Policy-makers are increasingly trying to assign economic values to areas such as ecologies, the atmosphere, even human lives. These new values, assigned to areas previously considered outside of economic systems, often act to qualify, alter or replace former non-pecuniary values. Valuing Development, Environment and Conservation looks to explore the complex interdependencies, contradictions and trade-offs that can take place between economic values and the social, environmental, political and ethical systems that inform non-monetary valuation processes.
Using rich empirical material, the book explores the processes of valuation, their components, calculative technologies, and outcomes in different social, ecological and conservation domains. The book gives reasons for why economic calculation tends to dominate in practice, but also presents new insights on how the disobedient materiality of things and the ingenuity of human and non-human agencies can combine and frustrate the dominant economic models within calculative processes.

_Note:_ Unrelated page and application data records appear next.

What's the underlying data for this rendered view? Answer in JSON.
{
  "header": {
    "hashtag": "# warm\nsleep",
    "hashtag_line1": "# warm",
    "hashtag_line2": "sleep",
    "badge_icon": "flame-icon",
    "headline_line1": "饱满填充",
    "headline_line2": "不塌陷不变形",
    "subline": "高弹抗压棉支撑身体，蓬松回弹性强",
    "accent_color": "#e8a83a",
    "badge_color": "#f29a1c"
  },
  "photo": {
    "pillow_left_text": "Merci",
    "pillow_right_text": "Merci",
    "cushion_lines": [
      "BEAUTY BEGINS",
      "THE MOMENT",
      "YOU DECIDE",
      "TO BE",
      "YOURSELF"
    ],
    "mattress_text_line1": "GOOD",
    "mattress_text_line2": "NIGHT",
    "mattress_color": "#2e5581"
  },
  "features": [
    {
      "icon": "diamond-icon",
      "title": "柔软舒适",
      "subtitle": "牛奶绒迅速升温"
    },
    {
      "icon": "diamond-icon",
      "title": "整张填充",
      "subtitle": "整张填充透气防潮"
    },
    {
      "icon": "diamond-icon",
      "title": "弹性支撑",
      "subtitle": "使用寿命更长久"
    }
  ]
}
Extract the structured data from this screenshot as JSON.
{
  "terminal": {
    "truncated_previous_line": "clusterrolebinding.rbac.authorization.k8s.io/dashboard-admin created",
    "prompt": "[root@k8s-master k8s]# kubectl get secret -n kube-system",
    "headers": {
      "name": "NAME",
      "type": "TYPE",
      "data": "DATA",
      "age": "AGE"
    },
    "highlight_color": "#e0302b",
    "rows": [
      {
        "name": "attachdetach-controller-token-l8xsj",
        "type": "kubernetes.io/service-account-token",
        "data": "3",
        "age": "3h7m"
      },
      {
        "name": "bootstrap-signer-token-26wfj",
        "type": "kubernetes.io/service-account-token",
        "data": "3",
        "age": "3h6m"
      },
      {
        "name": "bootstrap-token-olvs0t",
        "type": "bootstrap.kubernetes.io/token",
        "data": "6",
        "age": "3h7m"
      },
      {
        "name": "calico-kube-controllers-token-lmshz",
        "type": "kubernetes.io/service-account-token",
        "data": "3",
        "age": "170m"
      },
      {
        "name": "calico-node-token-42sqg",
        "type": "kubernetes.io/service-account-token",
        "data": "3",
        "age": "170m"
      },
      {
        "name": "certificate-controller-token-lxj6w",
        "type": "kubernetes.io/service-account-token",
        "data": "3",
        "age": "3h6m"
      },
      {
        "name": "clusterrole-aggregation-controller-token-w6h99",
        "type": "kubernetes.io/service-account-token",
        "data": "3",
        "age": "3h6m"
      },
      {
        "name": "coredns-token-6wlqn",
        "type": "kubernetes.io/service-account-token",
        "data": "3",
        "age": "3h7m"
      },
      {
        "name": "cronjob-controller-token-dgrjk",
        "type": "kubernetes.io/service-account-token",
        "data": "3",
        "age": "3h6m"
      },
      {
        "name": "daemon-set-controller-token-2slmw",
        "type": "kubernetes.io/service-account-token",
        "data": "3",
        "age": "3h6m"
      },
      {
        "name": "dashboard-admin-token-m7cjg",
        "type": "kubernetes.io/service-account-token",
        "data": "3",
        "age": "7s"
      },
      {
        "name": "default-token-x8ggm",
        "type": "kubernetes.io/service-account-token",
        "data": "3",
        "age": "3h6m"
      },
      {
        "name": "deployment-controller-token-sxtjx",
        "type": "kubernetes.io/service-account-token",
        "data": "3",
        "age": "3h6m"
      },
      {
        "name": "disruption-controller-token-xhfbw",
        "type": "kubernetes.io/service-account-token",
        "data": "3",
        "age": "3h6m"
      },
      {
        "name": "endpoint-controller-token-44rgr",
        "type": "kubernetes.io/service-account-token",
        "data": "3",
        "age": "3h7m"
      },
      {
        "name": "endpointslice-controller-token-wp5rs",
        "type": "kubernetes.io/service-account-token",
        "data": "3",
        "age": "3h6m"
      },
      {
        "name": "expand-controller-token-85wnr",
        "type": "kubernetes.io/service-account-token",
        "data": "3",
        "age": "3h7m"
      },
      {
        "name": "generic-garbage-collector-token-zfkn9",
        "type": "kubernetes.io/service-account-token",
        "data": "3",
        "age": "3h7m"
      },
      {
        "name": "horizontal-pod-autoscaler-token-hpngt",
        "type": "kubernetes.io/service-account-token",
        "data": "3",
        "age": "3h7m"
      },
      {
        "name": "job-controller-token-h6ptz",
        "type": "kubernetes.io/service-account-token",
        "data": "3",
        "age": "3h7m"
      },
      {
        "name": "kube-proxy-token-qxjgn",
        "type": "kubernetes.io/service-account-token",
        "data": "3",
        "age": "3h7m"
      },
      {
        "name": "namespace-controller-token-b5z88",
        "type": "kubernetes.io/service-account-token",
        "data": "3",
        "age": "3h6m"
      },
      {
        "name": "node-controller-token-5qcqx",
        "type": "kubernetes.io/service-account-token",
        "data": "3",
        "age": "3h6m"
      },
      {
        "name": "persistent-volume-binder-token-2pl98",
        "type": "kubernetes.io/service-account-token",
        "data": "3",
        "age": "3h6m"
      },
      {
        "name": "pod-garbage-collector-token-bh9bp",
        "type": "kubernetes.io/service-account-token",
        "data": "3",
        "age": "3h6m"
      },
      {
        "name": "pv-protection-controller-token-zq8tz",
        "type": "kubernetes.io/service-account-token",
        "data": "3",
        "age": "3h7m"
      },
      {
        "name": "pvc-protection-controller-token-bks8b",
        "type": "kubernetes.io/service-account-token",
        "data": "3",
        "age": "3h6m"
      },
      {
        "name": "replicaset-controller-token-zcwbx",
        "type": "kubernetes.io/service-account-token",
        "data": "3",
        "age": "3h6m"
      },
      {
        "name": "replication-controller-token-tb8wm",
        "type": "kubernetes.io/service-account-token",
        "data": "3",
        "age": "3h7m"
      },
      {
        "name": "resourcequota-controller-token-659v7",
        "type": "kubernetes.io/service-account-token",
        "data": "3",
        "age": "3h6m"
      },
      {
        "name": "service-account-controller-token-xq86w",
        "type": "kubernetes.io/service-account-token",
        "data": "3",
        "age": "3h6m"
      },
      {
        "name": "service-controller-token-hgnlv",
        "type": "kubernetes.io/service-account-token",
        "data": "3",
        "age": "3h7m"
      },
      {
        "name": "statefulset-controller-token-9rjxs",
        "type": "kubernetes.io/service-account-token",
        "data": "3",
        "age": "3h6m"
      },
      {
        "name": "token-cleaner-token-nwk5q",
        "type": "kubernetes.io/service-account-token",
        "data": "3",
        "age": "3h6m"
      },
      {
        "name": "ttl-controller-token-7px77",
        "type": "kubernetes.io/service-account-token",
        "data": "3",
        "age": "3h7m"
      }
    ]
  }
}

This book highlights the tension between, on the one hand, a dominant model that emphasises technical and ‘universalising’ criteria, and on the other hand, valuation practice in specific local contexts which is more likely to negotiate criteria that are plural, incommensurable and political. This book is perfect for researchers and students within development studies, environment, geography, politics, sociology and anthropology who are looking for new insights into how processes of valuation take place in the 21st century, and with what consequential outcomes.